Graduation Year


Document Type




Degree Name

Doctor of Philosophy (Ph.D.)


Computer Engineering

Degree Granting Department

Computer Science and Engineering

Major Professor

Miguel A. Labrador, Ph.D.

Committee Member

Roberto Callarotti, Ph.D.

Committee Member

Kenneth Christensen, Ph.D.

Committee Member

Wilfrido Moreno, Ph.D.

Committee Member

Rafael Perez, Ph.D.


Anonymization, Encryption, Energy Consumption, Obfuscation, Quality of Information


Participatory Sensing (PS) is a new data collection paradigm in which people use their cellular phone resources to sense and transmit data of interest to address a collective problem that would have been very difficult to assess otherwise. Although many PS-based applications can be foreseen to solve interesting and useful problems, many of them have not been fully implemented due to privacy concerns.
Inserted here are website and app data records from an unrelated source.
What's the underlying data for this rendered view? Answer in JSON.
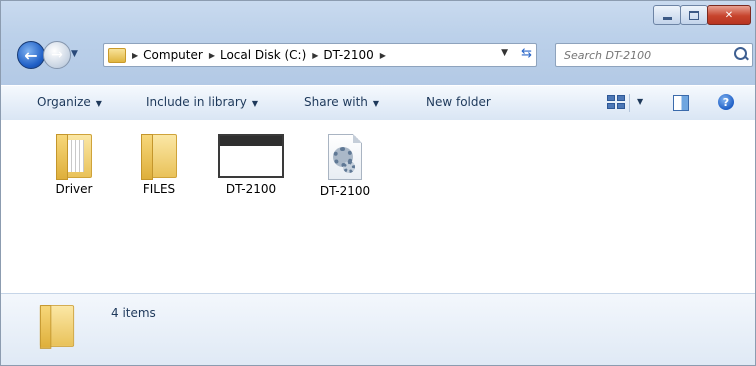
{
  "window": {
    "folder_name": "DT-2100"
  },
  "address": {
    "crumbs": [
      "Computer",
      "Local Disk (C:)",
      "DT-2100"
    ]
  },
  "search": {
    "placeholder": "Search DT-2100"
  },
  "toolbar": {
    "organize": "Organize",
    "include_in_library": "Include in library",
    "share_with": "Share with",
    "new_folder": "New folder"
  },
  "items": [
    {
      "label": "Driver",
      "icon": "folder-with-documents-icon"
    },
    {
      "label": "FILES",
      "icon": "folder-icon"
    },
    {
      "label": "DT-2100",
      "icon": "application-window-icon"
    },
    {
      "label": "DT-2100",
      "icon": "settings-file-icon"
    }
  ],
  "details": {
    "item_count": "4 items"
  },
  "colors": {
    "chrome": "#bcd1ea",
    "accent": "#1f5fc6",
    "close": "#c7442d"
  }
}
As a result, several privacy-preserving mechanisms have been proposed. This dissertation presents the state-of-the-art of privacy-preserving mechanisms for PS systems. It includes a new taxonomy and describes the most important issues in the design, implementation, and evaluation of privacy-preserving mechanisms. Then, the most important mechanisms available in the literature are described, classified and qualitatively evaluated based on design issues. The dissertation also presents a model to study the interactions between privacy-preserving, incentive and inference mechanisms and the effects that they may have on one another, and more importantly, on the quality of information that the system provides to the final user.
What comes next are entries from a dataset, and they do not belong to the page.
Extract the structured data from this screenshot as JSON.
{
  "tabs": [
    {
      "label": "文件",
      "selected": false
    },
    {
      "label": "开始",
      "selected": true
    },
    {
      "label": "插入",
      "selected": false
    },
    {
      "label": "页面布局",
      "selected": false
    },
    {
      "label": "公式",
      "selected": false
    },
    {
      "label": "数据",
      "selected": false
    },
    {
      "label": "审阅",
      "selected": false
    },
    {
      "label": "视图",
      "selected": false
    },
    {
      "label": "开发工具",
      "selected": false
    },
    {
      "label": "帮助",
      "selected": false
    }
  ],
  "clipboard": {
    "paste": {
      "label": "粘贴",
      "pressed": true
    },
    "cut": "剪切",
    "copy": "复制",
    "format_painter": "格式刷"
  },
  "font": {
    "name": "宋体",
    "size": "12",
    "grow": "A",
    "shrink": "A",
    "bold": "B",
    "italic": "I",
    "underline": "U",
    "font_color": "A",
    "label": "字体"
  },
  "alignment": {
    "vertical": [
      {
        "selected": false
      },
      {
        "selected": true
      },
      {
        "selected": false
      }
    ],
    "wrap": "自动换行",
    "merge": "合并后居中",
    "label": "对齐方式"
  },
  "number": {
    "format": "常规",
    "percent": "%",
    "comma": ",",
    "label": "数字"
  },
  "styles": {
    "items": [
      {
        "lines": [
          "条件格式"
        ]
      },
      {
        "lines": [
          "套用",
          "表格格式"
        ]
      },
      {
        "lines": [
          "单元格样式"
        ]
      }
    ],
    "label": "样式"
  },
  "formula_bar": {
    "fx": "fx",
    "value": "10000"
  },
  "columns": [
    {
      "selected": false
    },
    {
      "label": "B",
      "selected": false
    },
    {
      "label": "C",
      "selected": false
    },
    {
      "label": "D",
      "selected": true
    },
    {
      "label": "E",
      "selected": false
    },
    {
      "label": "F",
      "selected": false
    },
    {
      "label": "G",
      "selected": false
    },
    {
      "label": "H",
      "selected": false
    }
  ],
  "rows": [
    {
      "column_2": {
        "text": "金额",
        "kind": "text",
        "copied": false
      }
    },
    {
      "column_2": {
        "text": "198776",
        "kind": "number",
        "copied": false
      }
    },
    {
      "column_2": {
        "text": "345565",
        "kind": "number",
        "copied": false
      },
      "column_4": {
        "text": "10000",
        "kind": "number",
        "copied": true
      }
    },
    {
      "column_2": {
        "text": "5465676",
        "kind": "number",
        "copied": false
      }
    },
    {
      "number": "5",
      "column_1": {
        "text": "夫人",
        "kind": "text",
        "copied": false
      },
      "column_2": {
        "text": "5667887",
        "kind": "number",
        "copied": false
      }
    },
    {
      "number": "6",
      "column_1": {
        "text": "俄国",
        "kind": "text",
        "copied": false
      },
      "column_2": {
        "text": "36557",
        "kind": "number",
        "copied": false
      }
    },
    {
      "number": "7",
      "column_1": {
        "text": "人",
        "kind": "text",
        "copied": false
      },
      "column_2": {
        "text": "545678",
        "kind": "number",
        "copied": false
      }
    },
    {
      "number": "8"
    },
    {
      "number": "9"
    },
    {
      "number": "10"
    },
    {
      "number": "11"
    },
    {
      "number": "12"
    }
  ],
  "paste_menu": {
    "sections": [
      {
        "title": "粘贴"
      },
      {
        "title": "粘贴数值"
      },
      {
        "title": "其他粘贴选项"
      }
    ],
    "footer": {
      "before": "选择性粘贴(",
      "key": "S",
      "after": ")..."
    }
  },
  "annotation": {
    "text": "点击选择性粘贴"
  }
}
Then, a new hybrid privacy-preserving mechanism is proposed. This algorithm dynamically divides the area of interest into cells of different sizes according to the variability of the variable of interest being measured and chooses between two privacy-preserving mechanisms depending on the size of the cell. In small cells, where participants can be identified easier, the algorithm uses a double-encryption technique to protect the privacy of the participants and increase the quality of the information. In bigger cells, where the variability of the variable of interest is low, data anonymization and obfuscation techniques are used to protect the actual location (privacy) of the participant. The proposed mechanism is evaluated along with other privacy-preserving mechanisms using a real PS system for air pollution monitoring. The systems are evaluated considering the quality of information provided to the final user, energy consumption, and the level of privacy protection. This last criterion is evaluated when the adversary is able to compromise one or several records in the system. The experiments show the superior performance of proposed mechanism and the existing trade-offs in terms of privacy, quality of information, and energy consumption.